One of the argument given against this proposition is that, this will require building huge facilities so as to make the option of availing credits through clinical work to all the students. Nothing prevents the law schools from starting small and offering clinics to a few students and selecting the students from a pool of candidates based on merit. Besides academic credit, students should be given awards, recognition and other forms of incentive to engage in clinical legal work.
Currently, law school clinics do not pay much emphasis on developing partnerships with other stakeholders such as local law firms, practicing attorneys, local NGOs, National and State Legal Service Authorities, local offices of the UN and other international organizations etc. Developing these connections and partnership can go a long way in getting good quality work and having a tangible use of the work that is produced by law students. Also these local stakeholders can give proper guidance, feedback to students, helping the students grow and learn in their chosen field. NALSA and the BCI can help in forging these partnerships by maintaining a database of the local organizations who are willing to partner with law school clinics.
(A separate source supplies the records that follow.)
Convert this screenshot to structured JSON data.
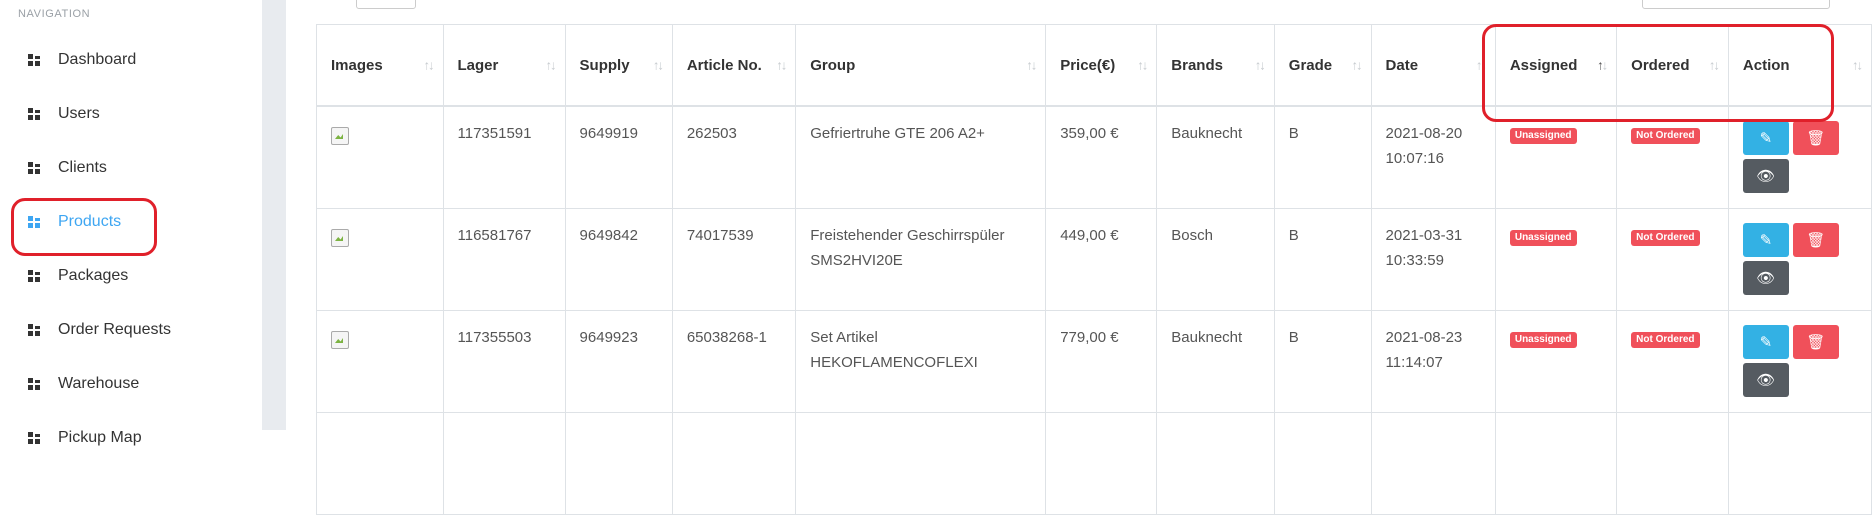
{
  "sidebar": {
    "title": "NAVIGATION",
    "items": [
      {
        "label": "Dashboard"
      },
      {
        "label": "Users"
      },
      {
        "label": "Clients"
      },
      {
        "label": "Products",
        "active": true
      },
      {
        "label": "Packages"
      },
      {
        "label": "Order Requests"
      },
      {
        "label": "Warehouse"
      },
      {
        "label": "Pickup Map"
      }
    ]
  },
  "table": {
    "headers": [
      "Images",
      "Lager",
      "Supply",
      "Article No.",
      "Group",
      "Price(€)",
      "Brands",
      "Grade",
      "Date",
      "Assigned",
      "Ordered",
      "Action"
    ],
    "rows": [
      {
        "lager": "117351591",
        "supply": "9649919",
        "article": "262503",
        "group": "Gefriertruhe GTE 206 A2+",
        "price": "359,00 €",
        "brand": "Bauknecht",
        "grade": "B",
        "date": "2021-08-20 10:07:16",
        "assigned": "Unassigned",
        "ordered": "Not Ordered"
      },
      {
        "lager": "116581767",
        "supply": "9649842",
        "article": "74017539",
        "group": "Freistehender Geschirrspüler SMS2HVI20E",
        "price": "449,00 €",
        "brand": "Bosch",
        "grade": "B",
        "date": "2021-03-31 10:33:59",
        "assigned": "Unassigned",
        "ordered": "Not Ordered"
      },
      {
        "lager": "117355503",
        "supply": "9649923",
        "article": "65038268-1",
        "group": "Set Artikel HEKOFLAMENCOFLEXI",
        "price": "779,00 €",
        "brand": "Bauknecht",
        "grade": "B",
        "date": "2021-08-23 11:14:07",
        "assigned": "Unassigned",
        "ordered": "Not Ordered"
      }
    ]
  },
  "icons": {
    "edit": "edit-icon",
    "delete": "trash-icon",
    "view": "eye-icon",
    "nav": "grid-icon"
  },
  "colors": {
    "accent": "#3ea6f2",
    "danger": "#f0505a",
    "info": "#33b1e4",
    "dark": "#555b61",
    "highlight": "#e0202a"
  }
}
There can be huge benefits of developing a network of law school clinics across India and potentially even the world. This will help law school clinics to pool in their resources, students, expertise, know-how etc. and promote a spirit of team learning. Students can take up projects that have nation-wide impact and divide the research in way that different law schools can pitch in that part of the research which requires local knowledge, expertise or research. There can be an annual meeting of faculty and student representatives from law school clinics around the country to brainstorm ideas, mainstream efforts of different clinics, engage with national stakeholders etc.
There is much that the law school clinics in India can learn from the HLS model. The first step is to start an active discussion for the need for reforms. It is not suggested that Indian law schools should adopt the HLS model in a blind manner, nor is it suggested that the practices of HLS clinical model are the only ones that should be drawn upon. Indian law schools should look around the world, for the best practices to draw upon in fashioning and revamping its clinical legal education. It is essential to do so in order to prepare Indian law students for practice and for thinking about the bigger issues of access to justice when they step into the world of legal profession. Any reform requires participation and coming together of different stakeholders. To bring about a change in the clinical legal education in India and to invigorate it requires efforts by:
In order to bring about the requisite reforms in clinical legal education, the need of the hour is mutual collaboration amongst different stakeholders such as between the lawyers teaching at law school and lawyers in practice, the law schools and the bar, the clinics and lawyers in practice etc. Even the law firms have to play a role in doing their bit and co-ordinating with the law school clinics. Better trained lawyers with a sense of empathy can change the very face of the Indian legal profession and make it shine brighter than ever before.